I left them to their bird watching and went on my way. I’m missing out, I know it. So I am going to get a book, or an app on birds and when they put the hide back up at Alport I will sit there in the peace and quiet, munching my sandwiches and ticking off the birds. Not a bad way to spend the next 60 years.
You can find the bird hide when in season on Walk No.13 of Dark Peak Walks published by Cicerone Press
As I look out of the window a few flakes of snow are drifting around, the first real snow flakes this year and the only second lot of snow this winter. Walking in the Peak District National Park when there is snow on the ground is a real joy. Care has to be taken as the weather often changes quickly from a nice winter scene to one of life threatening survival.
I have a friend out on Kinder Scout today, running the Kinder Dozen, a gruelling route up and down the flanks of the plateau. In winter conditions this is one serious undertaking, but well prepared can be a fine way of spending a day out on the high moors.
Some of the best days out walking have been in winter. Back in 2013 I was leading a group of walkers around the White Peak. It snowed heavily in the night, fifteen foot snow drifts were not unusual, so there was no use of the car. We elected to walk from the hotel down in to Dovedale and follow it up to Milldale. We were the first people in the dale. All was white and quiet, and curves. Not a single footprint existed, the land was formed by white billows of snow, obliterating walls and footpaths. It was like walking into Narnia. We all walked without talking, just enjoying the surreal experience.
The picture above was taken a few years ago on Hathersage Moor. When we set out it was just a normal winter day, no snow, but a heavy sky. By mid afternoon it had all changed and as we dropped down from Higger Tor the scene changed to a complete whiteout, unusual in the Peak District. We were heading for the enclosure but that had disappeared. Walking on a bearing we found the walls and then on to Mother Cap. At all times, literally just a few hundred meters away from a road, but we might as well have been in the middle of Bleaklow for all we could see.
Monty and Olly enjoyed it hugely and collected huge great balls of snow on their coats. A day never to forget. Getting out there is what makes the memories.
Hathersage Moor appears on Walk No.5 of Dark Peak Walks published by Cicerone Press
Dark Peak Walks by Paul Besley
Walk No.5 Dark Peak Walks, Peak District National Park
This is a Post Office lamp box. I never knew it had a name until I started to research Derwent Village. It is called a lamp box because it was designed to be attached to lamp posts. You can also find them attached to telegraph poles as this one is in the village of Derwent in the Peak District National Park. Some were also placed into walls, in fact I used to have one in the bathroom of my old house.

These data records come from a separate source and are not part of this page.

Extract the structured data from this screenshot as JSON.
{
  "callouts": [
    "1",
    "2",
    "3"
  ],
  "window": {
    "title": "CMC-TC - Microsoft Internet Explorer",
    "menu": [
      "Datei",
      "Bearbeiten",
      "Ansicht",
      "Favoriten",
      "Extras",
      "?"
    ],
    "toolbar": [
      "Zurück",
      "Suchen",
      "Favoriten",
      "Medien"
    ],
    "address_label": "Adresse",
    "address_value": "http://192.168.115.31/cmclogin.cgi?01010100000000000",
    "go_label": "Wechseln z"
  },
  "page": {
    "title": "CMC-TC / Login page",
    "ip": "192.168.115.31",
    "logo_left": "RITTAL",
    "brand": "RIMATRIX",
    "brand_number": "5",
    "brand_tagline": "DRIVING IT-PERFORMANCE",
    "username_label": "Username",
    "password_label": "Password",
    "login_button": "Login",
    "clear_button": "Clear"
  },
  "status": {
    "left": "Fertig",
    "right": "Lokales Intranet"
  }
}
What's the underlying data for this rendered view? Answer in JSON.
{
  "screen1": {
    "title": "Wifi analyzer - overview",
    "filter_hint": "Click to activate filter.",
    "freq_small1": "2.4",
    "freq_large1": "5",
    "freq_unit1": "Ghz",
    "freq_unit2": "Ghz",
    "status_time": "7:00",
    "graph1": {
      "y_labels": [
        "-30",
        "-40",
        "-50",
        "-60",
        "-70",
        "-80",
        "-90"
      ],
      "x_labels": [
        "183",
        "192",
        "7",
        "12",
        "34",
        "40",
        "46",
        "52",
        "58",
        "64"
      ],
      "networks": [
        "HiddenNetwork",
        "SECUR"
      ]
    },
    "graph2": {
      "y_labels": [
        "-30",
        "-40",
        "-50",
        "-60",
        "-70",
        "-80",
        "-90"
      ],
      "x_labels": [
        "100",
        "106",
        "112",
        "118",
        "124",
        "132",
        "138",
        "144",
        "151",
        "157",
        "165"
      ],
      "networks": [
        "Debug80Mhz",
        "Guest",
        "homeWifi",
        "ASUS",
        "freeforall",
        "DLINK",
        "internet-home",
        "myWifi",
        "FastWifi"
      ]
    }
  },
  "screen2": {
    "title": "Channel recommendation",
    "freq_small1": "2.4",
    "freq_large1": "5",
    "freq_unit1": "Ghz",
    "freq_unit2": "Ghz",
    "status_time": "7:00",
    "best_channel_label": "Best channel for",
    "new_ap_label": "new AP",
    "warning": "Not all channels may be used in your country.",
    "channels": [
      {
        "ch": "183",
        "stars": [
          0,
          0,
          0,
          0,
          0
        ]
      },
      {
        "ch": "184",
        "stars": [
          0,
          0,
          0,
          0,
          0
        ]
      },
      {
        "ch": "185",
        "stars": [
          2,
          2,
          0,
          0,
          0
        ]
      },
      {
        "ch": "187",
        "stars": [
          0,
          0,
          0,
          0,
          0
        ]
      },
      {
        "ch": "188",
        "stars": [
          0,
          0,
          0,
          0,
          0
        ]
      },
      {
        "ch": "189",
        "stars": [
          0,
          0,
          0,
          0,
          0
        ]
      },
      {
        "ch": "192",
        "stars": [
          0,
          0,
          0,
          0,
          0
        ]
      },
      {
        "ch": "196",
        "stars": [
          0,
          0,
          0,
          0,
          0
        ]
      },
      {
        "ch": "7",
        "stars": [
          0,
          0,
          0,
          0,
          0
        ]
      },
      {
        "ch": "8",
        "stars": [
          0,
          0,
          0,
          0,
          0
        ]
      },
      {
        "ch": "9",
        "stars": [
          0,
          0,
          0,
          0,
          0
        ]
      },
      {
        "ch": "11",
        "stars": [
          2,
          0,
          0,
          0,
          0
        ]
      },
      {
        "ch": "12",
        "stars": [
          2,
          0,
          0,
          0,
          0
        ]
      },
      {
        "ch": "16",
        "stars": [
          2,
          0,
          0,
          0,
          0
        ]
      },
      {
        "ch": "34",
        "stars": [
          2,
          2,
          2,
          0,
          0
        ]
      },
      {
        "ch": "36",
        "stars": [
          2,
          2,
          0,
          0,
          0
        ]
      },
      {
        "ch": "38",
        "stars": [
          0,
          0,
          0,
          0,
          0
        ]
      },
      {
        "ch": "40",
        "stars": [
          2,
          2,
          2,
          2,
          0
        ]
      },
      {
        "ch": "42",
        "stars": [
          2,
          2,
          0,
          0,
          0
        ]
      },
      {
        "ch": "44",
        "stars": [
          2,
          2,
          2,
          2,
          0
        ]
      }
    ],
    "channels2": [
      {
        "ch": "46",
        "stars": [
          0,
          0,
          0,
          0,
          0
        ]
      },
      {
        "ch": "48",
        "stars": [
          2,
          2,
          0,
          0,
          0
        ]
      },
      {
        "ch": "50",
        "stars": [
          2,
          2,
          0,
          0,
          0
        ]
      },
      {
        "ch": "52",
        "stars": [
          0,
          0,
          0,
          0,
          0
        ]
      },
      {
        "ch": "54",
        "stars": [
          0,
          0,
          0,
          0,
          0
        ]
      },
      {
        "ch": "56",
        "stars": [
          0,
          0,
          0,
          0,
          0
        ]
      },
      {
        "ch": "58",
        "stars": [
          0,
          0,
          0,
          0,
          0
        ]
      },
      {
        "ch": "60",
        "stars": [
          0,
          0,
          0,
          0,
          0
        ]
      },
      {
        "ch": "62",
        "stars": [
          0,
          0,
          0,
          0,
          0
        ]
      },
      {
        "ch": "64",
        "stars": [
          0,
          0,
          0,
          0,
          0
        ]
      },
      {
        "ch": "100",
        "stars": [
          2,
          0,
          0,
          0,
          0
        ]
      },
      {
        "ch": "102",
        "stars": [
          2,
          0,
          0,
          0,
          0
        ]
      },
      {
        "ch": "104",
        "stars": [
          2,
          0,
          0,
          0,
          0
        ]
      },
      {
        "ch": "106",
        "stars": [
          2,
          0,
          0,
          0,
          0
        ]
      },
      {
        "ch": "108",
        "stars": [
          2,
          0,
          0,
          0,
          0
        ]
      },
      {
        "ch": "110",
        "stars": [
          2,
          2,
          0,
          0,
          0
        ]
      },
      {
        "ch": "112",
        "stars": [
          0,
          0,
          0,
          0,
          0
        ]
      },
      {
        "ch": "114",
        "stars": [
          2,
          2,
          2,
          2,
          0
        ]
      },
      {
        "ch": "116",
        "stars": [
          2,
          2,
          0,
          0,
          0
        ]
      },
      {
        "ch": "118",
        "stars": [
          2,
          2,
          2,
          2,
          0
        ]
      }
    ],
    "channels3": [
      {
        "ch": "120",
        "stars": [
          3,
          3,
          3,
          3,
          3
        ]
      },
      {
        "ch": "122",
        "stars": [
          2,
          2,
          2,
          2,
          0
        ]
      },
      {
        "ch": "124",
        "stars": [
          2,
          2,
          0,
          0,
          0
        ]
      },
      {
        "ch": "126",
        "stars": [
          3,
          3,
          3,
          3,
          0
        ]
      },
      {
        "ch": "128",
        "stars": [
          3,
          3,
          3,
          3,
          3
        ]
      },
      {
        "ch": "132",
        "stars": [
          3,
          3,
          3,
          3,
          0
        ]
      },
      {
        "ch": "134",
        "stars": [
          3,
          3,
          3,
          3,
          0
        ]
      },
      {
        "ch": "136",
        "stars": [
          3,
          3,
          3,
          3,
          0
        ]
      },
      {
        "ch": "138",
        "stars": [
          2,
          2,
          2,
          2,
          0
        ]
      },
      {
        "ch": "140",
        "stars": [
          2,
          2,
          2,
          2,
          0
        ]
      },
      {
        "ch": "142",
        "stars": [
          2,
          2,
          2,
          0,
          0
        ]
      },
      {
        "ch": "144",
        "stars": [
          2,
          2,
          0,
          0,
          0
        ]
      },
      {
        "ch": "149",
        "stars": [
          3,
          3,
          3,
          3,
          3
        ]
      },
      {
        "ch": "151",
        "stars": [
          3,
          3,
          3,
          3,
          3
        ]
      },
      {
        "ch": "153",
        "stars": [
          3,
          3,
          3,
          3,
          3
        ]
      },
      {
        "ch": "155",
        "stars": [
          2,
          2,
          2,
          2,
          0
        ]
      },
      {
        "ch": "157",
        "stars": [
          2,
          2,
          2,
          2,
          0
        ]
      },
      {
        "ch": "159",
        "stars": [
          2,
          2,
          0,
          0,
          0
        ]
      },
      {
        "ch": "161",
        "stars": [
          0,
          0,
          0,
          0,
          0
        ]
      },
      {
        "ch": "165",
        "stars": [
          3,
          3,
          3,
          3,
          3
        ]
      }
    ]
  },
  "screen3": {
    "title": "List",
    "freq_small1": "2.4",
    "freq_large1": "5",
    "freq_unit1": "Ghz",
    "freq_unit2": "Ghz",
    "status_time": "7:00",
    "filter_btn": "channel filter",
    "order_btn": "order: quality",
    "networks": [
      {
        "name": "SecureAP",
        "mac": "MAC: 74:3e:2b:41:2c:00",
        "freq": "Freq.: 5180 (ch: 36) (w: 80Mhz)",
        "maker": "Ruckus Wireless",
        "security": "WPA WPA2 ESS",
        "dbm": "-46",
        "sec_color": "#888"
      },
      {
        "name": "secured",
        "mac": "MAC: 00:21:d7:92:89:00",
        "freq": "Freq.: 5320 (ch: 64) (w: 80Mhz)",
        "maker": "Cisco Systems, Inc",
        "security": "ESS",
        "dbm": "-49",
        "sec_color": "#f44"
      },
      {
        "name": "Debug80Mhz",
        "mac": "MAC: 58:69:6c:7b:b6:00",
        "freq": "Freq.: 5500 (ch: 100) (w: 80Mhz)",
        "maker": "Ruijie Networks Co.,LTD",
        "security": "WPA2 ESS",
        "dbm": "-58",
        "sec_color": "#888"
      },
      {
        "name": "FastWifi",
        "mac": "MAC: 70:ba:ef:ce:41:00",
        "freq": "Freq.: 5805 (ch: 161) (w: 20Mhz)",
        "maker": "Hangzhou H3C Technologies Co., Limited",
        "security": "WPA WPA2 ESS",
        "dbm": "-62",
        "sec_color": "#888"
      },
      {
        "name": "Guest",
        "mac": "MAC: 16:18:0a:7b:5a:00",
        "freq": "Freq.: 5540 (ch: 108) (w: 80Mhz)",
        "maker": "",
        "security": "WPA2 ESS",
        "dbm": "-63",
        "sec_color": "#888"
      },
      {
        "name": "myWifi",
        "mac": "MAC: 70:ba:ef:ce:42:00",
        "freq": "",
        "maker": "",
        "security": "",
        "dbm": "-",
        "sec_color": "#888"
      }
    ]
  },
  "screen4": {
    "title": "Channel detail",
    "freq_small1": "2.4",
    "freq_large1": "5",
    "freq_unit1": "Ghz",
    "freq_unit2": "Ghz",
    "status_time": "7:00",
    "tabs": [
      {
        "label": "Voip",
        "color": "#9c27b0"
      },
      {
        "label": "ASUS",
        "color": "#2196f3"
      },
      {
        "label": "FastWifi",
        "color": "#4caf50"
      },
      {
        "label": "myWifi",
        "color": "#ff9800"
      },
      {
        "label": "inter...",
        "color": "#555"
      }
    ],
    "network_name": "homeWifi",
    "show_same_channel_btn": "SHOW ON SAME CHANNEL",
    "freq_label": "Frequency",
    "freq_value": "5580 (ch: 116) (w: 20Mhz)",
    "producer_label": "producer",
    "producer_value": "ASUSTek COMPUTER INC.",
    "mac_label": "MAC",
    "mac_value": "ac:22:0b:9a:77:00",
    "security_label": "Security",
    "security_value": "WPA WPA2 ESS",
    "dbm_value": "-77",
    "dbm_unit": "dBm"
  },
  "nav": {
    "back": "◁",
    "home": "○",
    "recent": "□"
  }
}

Along this section of the walk you can find lots of historical heritage. The old school is just on the opposite side of the road, it was a catholic school and still has the Virgin Mary statute above the doorway. A little further along the road is the old gateway to Derwent Hall and going the other way is the gateway to the old vicarage.
If you look carefully along the roadside you can spot benchmarks placed there by Ordnance Survey surveyors in the 1852 and 1896 surveys.
The Post Office lamp box appears on Walk No.12 in Dark Peak Walks published by Cicerone Press